From Wikipedia, the free encyclopedia
Jump to navigation Jump to search

Abelians (Latin: Abelonii; also Abelites,[1] Abeloites or Abelonians) were a Christian sect that sprang up in the 4th century in the country side near Hippo Regius in north Africa during the reign of Arcadius.[2][1] They lived in continence as they affirmed Abel did. They were required to be married but were forbidden to consummate the marriage. Each couple was required to adopt two children, a boy and a girl.[2] When their adoptive parents died, these adoptees would then form a couple and adopt further two children.[1] Because no children of Abel are mentioned in Scripture, the Abelians assumed that he had none.[2] This view was influenced by Jewish, and Manichean-inspired Gnostic perspectives on Abel that recognized that, while he was married, he remained a virgin.[1] The only record of the sect is in Augustine of Hippo's De Haereticis ch. 87,[2] where he writes that the name of the sect is probably of Punic origin.[1] According to Augustine, the sect became extinct in 428 when its last members converted to Catholicism.[1]

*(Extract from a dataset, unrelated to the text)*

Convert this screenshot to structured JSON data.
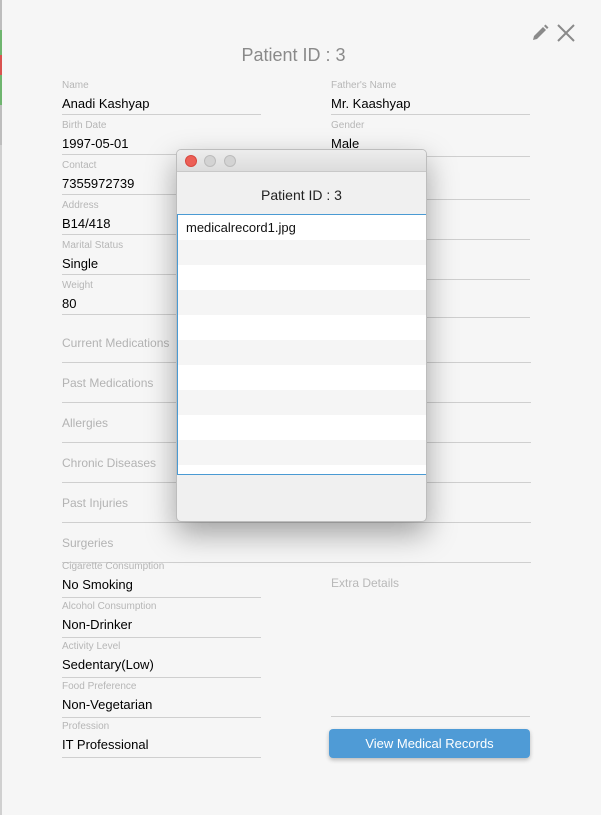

  1. ^ a b c d e f Cocchini, F. (2014). "Abelites". In Di Berardino, Angelo. Encyclopedia of Ancient Christianity. Downers Grove: IVP Academic. p. 1:8. ISBN 978-0-8308-9717-9 – via EBSCOhost. 
  2. ^ a b c d Oxford Dictionary of the Christian Church, 1957; p. 4

 This article incorporates text from the 1771 Encyclopædia Britannica, which is in the public domain.